Context: Nuclear hormone receptors exert their transcriptional effects through shared cofactor molecules; thus, defects in such intermediate proteins may be associated with multiple hormone resistance. Microdeletion of small chromosomal segments results in hereditary or sporadic diseases by affecting expression of residing genes. Objectives: We describe a 7-yr-old boy with partial resistance to glucocorticoids, thyroid hormones, and possibly androgens. He was diagnosed as being in the autism spectrum disorder and had developmental delay and several facial morphological manifestations. We explored genes responsible for multiple hormone resistance of this case. Results: We found in this patient an approximately 1.1-Mb heterozygous 16p11.2 microdeletion, which included an approximately 500-kb unique deletion along with the common, previously reported approximately 600-kb 16p11.2 microdeletion. The small interfering RNA-based screening revealed that knockdown of ZNF764, which is located in the deleted segment unique to our case, significantly reduced glucocorticoid-, androgen-, and thyroid hormone-induced transcriptional activity of their responsive genes in HeLa cells, whereas its overexpression enhanced their transcriptional activity. The activities of the estrogen and progesterone receptors, cAMP response element-binding protein, and p53 were not affected in these cells. ZNF764 (zinc finger protein 764) expression was reduced in the patient's peripheral blood mononuclear cells, whereas exogenously supplemented ZNF764 recovered responsiveness to glucocorticoids in the patient's Epstein-Barr virus-transformed lymphocytes. The effect of ZNF764 on the glucocorticoid receptor transcriptional activity was mediated through cooperation with a general nuclear hormone receptor coactivator, transcriptional intermediary factor 1. Conclusions: ZNF764 haploinsufficiency caused by microdeletion maybe responsible for the partial multiple hormone resistance observed in our patient. ZNF764 appears to be involved in glucocorticoid, androgen, and thyroid hormone action.

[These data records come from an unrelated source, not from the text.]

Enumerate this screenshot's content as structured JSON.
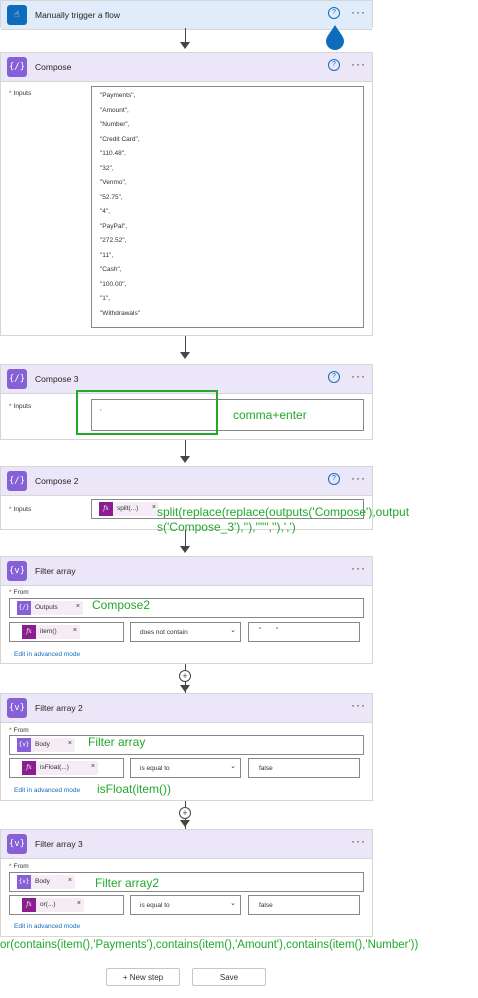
{
  "trigger": {
    "title": "Manually trigger a flow",
    "help_icon": "help-icon",
    "more_icon": "more-options-icon"
  },
  "compose": {
    "title": "Compose",
    "inputs_label": "Inputs",
    "lines": [
      "\"Payments\",",
      "\"Amount\",",
      "\"Number\",",
      "\"Credit Card\",",
      "\"110.48\",",
      "\"32\",",
      "\"Venmo\",",
      "\"52.75\",",
      "\"4\",",
      "\"PayPal\",",
      "\"272.52\",",
      "\"11\",",
      "\"Cash\",",
      "\"100.00\",",
      "\"1\",",
      "\"Withdrawals\""
    ]
  },
  "compose3": {
    "title": "Compose 3",
    "inputs_label": "Inputs",
    "value": ",",
    "annotation": "comma+enter"
  },
  "compose2": {
    "title": "Compose 2",
    "inputs_label": "Inputs",
    "token": "split(...)",
    "annotation_line1": "split(replace(replace(outputs('Compose'),output",
    "annotation_line2": "s('Compose_3'),''),'\"\"',''),',')"
  },
  "filter1": {
    "title": "Filter array",
    "from_label": "From",
    "from_token": "Outputs",
    "annotation": "Compose2",
    "left_token": "item()",
    "operator": "does not contain",
    "right_value": "\"        \"",
    "advanced": "Edit in advanced mode"
  },
  "filter2": {
    "title": "Filter array 2",
    "from_label": "From",
    "from_token": "Body",
    "annotation": "Filter array",
    "left_token": "isFloat(...)",
    "operator": "is equal to",
    "right_value": "false",
    "advanced": "Edit in advanced mode",
    "annotation2": "isFloat(item())"
  },
  "filter3": {
    "title": "Filter array 3",
    "from_label": "From",
    "from_token": "Body",
    "annotation": "Filter array2",
    "left_token": "or(...)",
    "operator": "is equal to",
    "right_value": "false",
    "advanced": "Edit in advanced mode"
  },
  "bottom_annotation": "or(contains(item(),'Payments'),contains(item(),'Amount'),contains(item(),'Number'))",
  "buttons": {
    "new_step": "+ New step",
    "save": "Save"
  },
  "colors": {
    "accent": "#8660d6",
    "trigger": "#0f6cbd",
    "annotation": "#22a82a",
    "highlight_box": "#22a82a",
    "expression": "#8a1d8f"
  }
}
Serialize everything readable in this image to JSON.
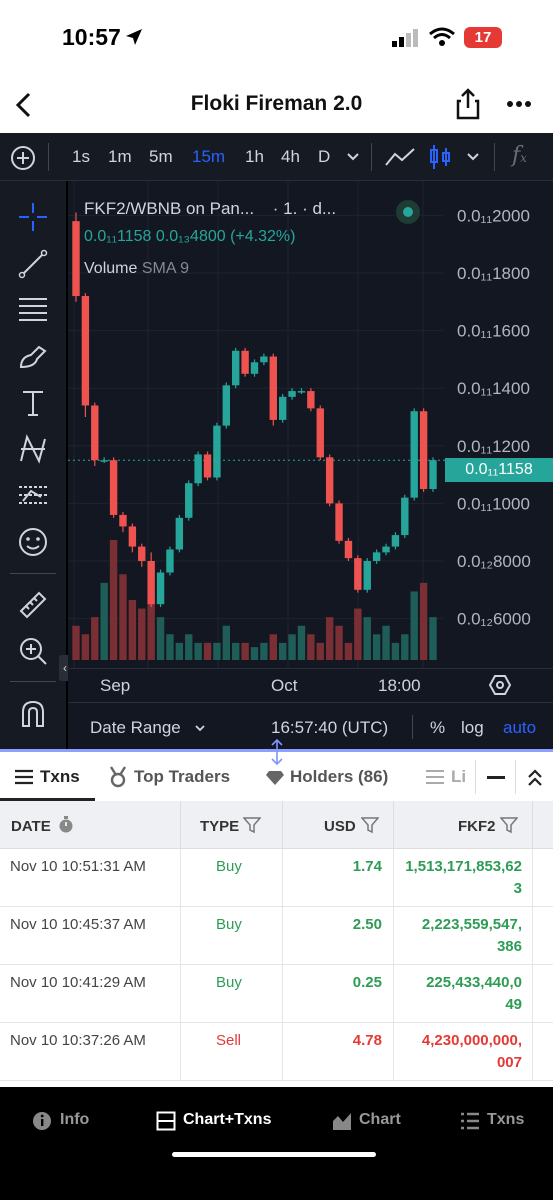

ASJC Scopus subject areas
- Endocrinology, Diabetes and Metabolism
- Clinical Biochemistry
- Biochemistry, medical